─── TASK MATERIAL ───

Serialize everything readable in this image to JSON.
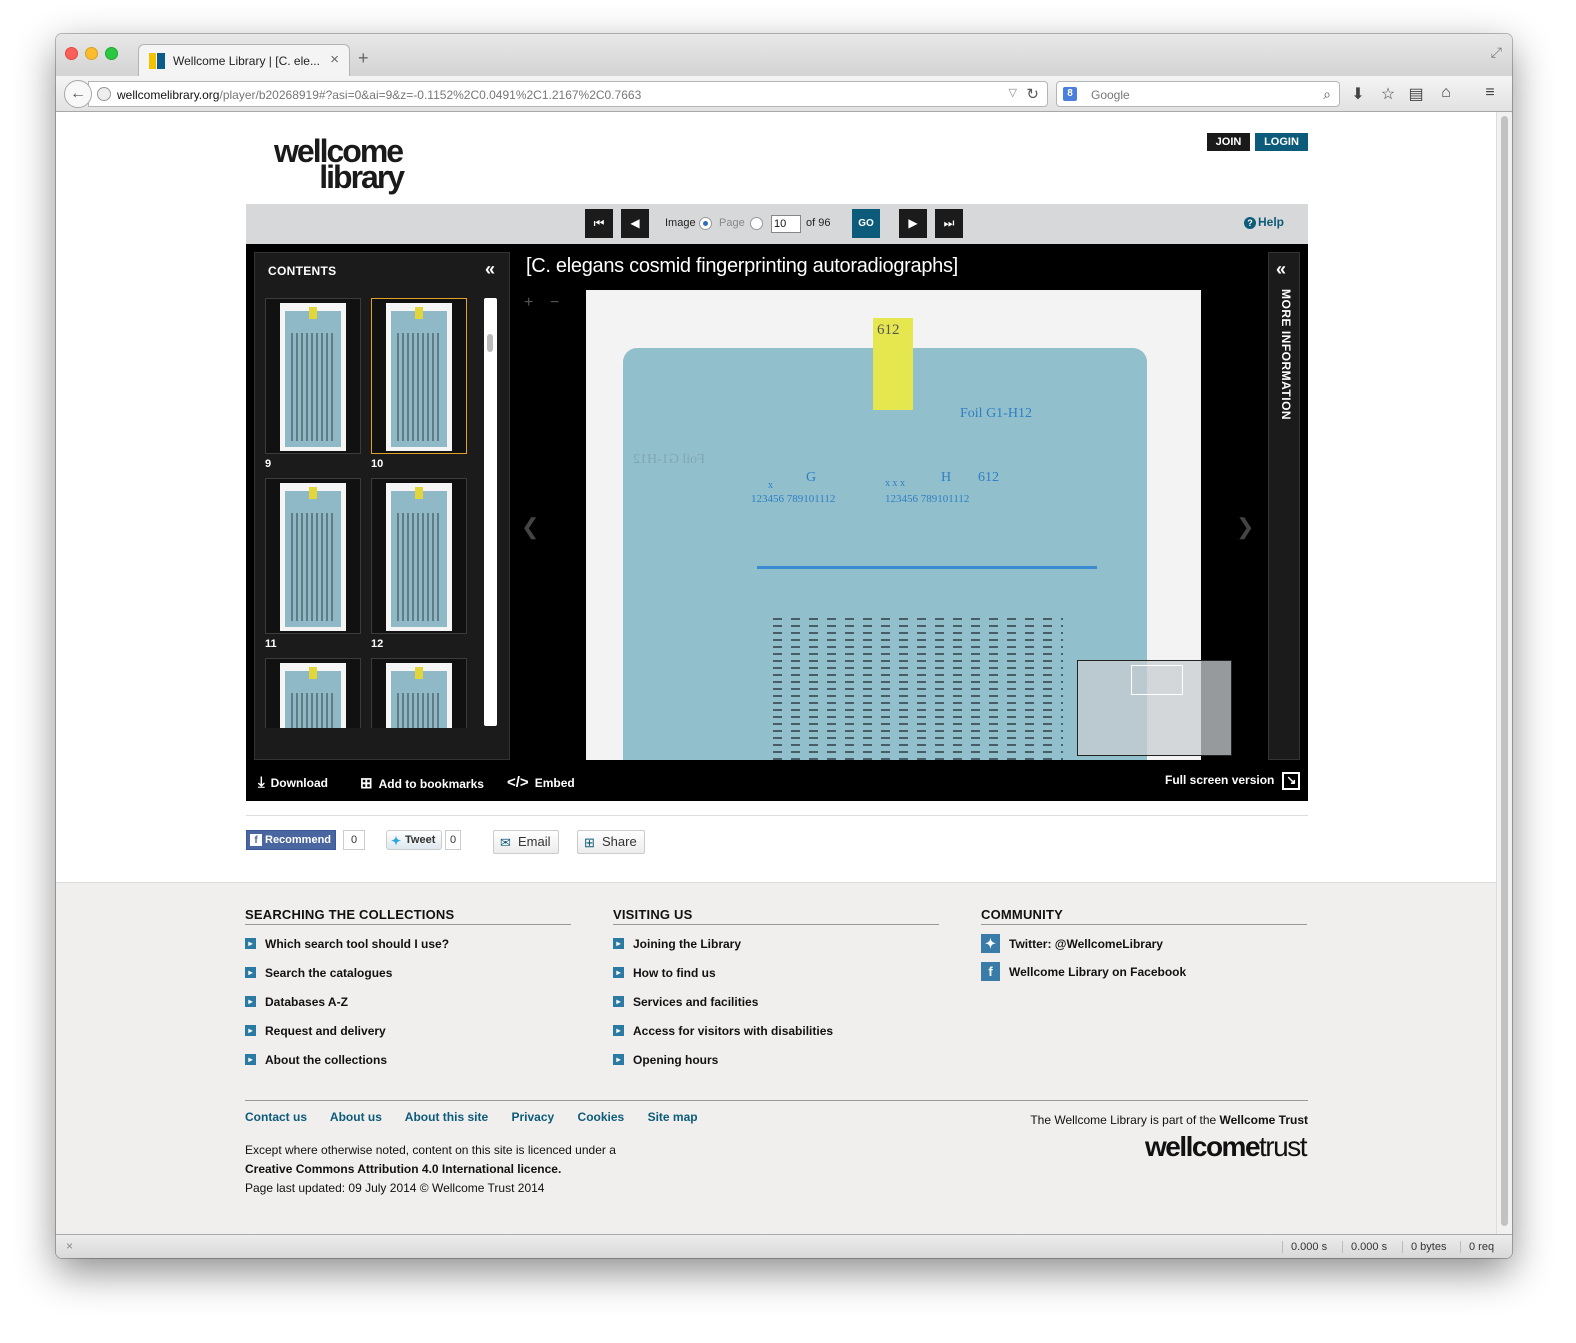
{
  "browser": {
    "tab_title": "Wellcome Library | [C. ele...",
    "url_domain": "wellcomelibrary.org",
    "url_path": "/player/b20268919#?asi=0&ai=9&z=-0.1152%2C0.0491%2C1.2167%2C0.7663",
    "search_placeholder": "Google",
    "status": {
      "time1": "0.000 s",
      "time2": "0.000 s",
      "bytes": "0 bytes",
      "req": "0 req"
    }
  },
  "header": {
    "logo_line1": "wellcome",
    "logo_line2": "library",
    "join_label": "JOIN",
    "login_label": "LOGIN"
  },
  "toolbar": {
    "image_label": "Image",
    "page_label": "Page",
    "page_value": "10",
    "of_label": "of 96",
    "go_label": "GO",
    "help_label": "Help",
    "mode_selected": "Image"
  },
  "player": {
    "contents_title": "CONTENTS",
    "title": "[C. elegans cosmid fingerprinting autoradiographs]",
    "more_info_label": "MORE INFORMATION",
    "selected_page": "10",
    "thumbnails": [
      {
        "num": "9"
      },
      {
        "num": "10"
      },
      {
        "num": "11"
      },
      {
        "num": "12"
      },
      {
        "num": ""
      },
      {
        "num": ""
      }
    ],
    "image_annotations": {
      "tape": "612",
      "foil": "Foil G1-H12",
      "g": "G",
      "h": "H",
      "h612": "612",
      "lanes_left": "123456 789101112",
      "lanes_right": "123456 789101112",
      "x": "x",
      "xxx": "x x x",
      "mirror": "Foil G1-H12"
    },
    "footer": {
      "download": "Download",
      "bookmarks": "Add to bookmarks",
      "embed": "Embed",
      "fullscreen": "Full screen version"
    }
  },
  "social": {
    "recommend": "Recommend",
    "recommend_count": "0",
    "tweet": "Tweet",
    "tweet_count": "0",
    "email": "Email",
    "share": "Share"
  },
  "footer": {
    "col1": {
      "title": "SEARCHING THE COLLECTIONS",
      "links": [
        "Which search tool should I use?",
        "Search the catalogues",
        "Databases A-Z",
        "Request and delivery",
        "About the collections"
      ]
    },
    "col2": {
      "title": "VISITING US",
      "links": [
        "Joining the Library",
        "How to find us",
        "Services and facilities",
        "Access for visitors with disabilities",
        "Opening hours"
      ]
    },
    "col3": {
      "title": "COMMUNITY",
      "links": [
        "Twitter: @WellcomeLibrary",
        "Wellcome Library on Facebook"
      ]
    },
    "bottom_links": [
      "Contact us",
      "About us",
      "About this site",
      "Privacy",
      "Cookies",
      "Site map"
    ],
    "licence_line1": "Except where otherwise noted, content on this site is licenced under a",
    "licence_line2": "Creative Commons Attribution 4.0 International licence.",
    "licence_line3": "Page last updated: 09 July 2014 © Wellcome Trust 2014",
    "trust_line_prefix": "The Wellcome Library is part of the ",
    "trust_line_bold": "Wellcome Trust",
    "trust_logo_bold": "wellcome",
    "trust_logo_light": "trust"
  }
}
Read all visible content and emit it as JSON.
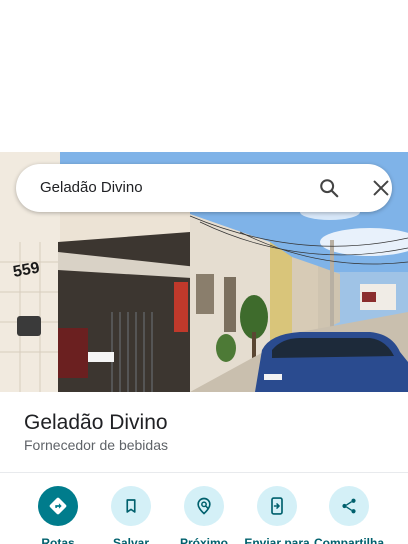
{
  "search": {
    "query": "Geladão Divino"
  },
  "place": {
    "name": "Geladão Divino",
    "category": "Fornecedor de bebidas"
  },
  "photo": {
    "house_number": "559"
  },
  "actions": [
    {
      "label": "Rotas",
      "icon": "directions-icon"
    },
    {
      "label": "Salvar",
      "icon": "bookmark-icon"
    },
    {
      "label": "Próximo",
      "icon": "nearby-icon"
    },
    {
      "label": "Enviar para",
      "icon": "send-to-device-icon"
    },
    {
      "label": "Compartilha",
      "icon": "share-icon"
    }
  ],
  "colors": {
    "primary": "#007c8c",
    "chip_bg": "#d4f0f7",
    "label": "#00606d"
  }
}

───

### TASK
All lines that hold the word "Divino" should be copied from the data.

### EXERCISE SOLUTION
    "query": "Geladão Divino"
    "name": "Geladão Divino",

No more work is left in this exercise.